1960's: Government pressure in Southeast Asia, Central Amerca, and South America forced the company to open up plants

1970's: Politcal pressure from the North American & European governments caused the company to build plants
Distance Communicating
Overseas companies would report to corporate in two ways:
- wholly owned, single product plants would report to product division

- Sales & marketing subsidaries would report to METC
Yamashita's Plan
In the early to mid 1980's, host countries were receiving high levels of local pressure.

Toshihiko Yamashita launched "Operation Localization" to:
- Boost Offshore production to 25% or half of overseas sales

- Entise oversea companies to become more entrepreneurial in nature
Yamashita’s Successor
In 1986, Akio Tanii tried to expand upon Yamashita's Plan

Tanii's plan called to intergrate oversea & domestic operations

Operations would then be controlled by local markets such as the U.S., Europe, and Southeast Asia

Expressed Change
Yoichi Morishita was Tanii's successor

Around this time Matsushita was still facing difficult times, especially in Japan's consumer electronics market.

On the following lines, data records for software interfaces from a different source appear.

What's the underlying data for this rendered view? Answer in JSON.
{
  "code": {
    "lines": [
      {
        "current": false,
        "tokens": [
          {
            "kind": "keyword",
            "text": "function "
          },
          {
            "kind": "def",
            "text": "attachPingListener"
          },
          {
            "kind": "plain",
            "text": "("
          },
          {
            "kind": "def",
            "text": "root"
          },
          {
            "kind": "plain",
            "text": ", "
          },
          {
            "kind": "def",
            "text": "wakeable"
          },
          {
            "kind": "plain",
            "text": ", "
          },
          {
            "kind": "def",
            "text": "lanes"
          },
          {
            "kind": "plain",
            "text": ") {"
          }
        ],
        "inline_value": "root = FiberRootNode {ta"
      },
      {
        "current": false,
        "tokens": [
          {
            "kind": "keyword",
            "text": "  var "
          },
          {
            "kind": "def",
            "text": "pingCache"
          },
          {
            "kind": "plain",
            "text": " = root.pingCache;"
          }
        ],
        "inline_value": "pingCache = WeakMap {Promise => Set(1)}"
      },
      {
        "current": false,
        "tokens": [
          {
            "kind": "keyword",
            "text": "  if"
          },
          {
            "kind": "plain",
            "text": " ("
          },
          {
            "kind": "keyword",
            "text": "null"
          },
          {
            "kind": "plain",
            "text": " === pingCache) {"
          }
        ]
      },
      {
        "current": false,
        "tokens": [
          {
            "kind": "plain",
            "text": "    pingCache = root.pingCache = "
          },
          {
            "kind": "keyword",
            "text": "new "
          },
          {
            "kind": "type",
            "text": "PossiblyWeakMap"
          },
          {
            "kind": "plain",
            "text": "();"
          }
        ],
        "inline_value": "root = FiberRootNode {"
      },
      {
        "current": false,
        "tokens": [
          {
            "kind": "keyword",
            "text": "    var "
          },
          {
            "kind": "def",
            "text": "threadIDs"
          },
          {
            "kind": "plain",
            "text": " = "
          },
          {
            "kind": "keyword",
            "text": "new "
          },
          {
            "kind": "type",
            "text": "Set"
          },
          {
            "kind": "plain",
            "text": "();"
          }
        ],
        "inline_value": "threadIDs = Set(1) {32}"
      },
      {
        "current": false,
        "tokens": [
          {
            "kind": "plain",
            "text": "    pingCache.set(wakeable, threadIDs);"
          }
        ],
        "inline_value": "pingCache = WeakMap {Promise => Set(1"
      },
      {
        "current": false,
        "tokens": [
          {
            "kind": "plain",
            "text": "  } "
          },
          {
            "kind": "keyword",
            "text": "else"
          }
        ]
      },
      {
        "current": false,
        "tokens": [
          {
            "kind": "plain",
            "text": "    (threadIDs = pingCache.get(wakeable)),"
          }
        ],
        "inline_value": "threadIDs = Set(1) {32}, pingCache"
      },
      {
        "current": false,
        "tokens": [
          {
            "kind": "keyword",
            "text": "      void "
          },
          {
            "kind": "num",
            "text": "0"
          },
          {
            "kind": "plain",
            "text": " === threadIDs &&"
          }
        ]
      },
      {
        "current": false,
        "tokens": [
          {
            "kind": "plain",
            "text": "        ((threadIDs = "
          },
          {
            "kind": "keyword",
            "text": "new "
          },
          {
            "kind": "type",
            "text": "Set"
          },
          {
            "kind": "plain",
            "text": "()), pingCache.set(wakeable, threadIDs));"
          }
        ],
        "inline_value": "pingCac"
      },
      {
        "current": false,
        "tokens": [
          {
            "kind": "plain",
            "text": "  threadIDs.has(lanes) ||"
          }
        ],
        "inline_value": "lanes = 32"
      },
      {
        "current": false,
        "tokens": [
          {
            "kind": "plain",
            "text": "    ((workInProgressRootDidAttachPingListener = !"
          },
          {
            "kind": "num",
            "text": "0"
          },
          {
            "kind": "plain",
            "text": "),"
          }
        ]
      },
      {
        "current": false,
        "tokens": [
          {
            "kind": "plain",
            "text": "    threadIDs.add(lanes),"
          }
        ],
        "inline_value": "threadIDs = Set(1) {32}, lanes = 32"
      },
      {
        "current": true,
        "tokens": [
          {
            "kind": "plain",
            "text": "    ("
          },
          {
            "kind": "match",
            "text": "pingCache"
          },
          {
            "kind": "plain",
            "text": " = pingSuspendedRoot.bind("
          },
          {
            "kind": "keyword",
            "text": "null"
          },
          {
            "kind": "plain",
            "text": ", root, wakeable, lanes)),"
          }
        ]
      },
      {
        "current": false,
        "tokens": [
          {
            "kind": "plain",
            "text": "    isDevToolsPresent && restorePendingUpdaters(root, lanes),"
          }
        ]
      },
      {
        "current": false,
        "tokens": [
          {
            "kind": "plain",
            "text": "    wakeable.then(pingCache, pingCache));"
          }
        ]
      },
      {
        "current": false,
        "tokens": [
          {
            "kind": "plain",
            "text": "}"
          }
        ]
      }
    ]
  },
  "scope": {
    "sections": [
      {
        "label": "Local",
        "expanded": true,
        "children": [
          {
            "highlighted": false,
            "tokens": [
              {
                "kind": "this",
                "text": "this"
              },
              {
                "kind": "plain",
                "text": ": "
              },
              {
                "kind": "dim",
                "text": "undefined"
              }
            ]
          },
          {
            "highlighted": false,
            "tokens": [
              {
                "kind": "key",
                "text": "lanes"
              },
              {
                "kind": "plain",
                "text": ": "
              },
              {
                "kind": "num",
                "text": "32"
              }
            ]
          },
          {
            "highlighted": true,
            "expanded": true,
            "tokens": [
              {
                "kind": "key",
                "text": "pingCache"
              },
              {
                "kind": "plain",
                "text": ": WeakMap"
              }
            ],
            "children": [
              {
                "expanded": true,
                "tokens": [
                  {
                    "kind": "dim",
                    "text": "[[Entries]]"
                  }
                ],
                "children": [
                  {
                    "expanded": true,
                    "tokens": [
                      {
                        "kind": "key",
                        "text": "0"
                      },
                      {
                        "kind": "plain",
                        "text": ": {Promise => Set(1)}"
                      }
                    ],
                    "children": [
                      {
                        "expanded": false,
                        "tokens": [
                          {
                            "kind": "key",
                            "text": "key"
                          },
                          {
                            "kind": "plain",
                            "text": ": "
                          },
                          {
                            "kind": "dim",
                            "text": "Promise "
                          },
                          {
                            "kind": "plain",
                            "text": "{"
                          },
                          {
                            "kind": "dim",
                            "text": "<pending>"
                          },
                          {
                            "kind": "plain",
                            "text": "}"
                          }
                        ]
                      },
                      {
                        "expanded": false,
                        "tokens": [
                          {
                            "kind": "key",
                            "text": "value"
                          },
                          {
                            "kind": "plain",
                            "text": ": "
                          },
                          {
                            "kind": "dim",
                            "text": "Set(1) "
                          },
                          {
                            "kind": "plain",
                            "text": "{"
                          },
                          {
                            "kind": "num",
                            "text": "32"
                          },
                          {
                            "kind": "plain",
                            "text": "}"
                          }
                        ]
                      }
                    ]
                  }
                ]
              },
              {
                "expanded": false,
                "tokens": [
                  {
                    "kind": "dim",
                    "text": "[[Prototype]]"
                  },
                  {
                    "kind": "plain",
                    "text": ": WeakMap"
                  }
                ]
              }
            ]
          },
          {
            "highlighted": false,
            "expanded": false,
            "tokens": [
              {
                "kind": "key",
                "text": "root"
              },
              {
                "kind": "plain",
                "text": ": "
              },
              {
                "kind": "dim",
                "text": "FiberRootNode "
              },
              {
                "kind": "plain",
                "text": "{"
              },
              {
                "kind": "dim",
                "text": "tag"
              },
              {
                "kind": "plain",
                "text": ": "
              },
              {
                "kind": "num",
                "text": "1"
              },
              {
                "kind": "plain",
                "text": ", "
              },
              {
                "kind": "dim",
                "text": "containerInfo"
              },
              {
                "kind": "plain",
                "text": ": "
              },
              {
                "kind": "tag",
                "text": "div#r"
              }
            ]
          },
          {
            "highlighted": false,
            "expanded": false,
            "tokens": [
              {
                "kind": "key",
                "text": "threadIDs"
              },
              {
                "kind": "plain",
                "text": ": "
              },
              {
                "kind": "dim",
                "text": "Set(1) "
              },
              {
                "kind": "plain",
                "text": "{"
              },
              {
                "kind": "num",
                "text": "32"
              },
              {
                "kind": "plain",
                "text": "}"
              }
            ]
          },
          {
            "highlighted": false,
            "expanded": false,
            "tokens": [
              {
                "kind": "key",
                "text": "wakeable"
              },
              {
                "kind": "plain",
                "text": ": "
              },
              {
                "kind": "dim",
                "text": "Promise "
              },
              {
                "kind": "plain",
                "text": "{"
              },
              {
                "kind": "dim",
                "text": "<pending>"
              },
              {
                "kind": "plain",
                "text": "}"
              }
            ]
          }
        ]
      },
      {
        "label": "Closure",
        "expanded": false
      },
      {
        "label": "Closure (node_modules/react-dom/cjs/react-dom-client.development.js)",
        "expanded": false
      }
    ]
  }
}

Morishita wanted to implement change, but internal resistance prevented him from doing so
Transformed old production lines to modern flexible manufacturing centers.

Company dropped lifetime employment, resulting in:
- Cost reductions
- New generation of managers

Grouped all business into three specific categories:
- Home appliances
- Digital Networks
- Components
Matsushita's name change to Panasonic

Sales decreased 20%

Operating profit drastically decreased 84%

Closed 27 plants & reduced staff
Ohtsubo's Inherited Collapse
Matsushita's Success
Stronger coordination between subsidaries compared Philips

When local markets were saturated, Matsushita followed a
global strategy

Matsushita stayed in control of the company’s subsidiaries
Matsushita's Difficulties
Stifled creativity at the foreign subsidiaries was caused by control

Unable to develop innovative companies overseas
Matsushita's Change
Recommendations for Eumio Ohtsubo
Hire individuals within the country they are working on

Hiring locally & involving those employees help to build strong relationships

Invest more in R&D and become a innovator
Unwilling to restructure inefficent facilities
in Japan

Overall Matsushita's consumer electronics division was reporting profits, however they were also loosing revenues in potential growth areas.

Matsushita reacted slowly to Japan's recesssion, causing them to loose their manufacturing advantage over competitors
Nakamura's Configuration
Full transcript